*** Opening of Given data ***
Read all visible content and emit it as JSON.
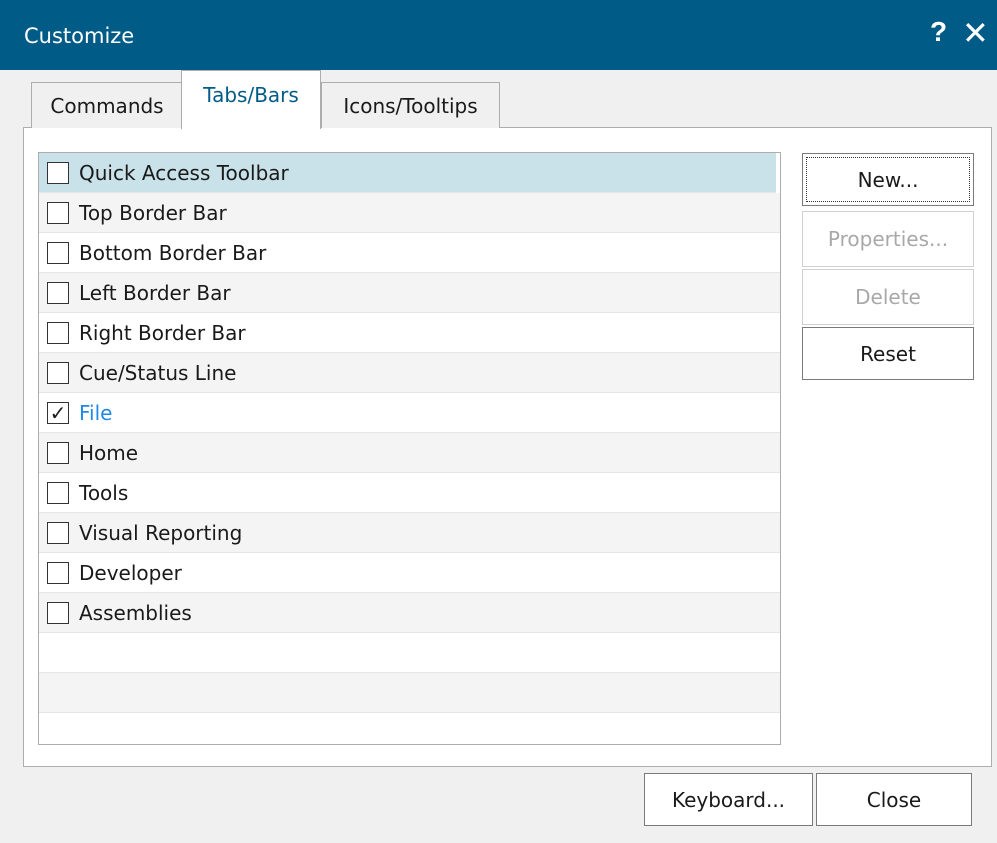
{
  "window": {
    "title": "Customize",
    "help_glyph": "?",
    "close_glyph": "✕"
  },
  "tabs": [
    {
      "label": "Commands",
      "active": false
    },
    {
      "label": "Tabs/Bars",
      "active": true
    },
    {
      "label": "Icons/Tooltips",
      "active": false
    }
  ],
  "list": {
    "items": [
      {
        "label": "Quick Access Toolbar",
        "checked": false,
        "selected": true
      },
      {
        "label": "Top Border Bar",
        "checked": false
      },
      {
        "label": "Bottom Border Bar",
        "checked": false
      },
      {
        "label": "Left Border Bar",
        "checked": false
      },
      {
        "label": "Right Border Bar",
        "checked": false
      },
      {
        "label": "Cue/Status Line",
        "checked": false
      },
      {
        "label": "File",
        "checked": true
      },
      {
        "label": "Home",
        "checked": false
      },
      {
        "label": "Tools",
        "checked": false
      },
      {
        "label": "Visual Reporting",
        "checked": false
      },
      {
        "label": "Developer",
        "checked": false
      },
      {
        "label": "Assemblies",
        "checked": false
      }
    ],
    "check_glyph": "✓"
  },
  "side_buttons": {
    "new": "New...",
    "properties": "Properties...",
    "delete": "Delete",
    "reset": "Reset"
  },
  "footer": {
    "keyboard": "Keyboard...",
    "close": "Close"
  },
  "colors": {
    "titlebar": "#005c87",
    "selected_row": "#c9e1e9",
    "checked_label": "#1e8ae6"
  }
}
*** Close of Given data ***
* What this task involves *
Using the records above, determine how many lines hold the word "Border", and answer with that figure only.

* The answer *
4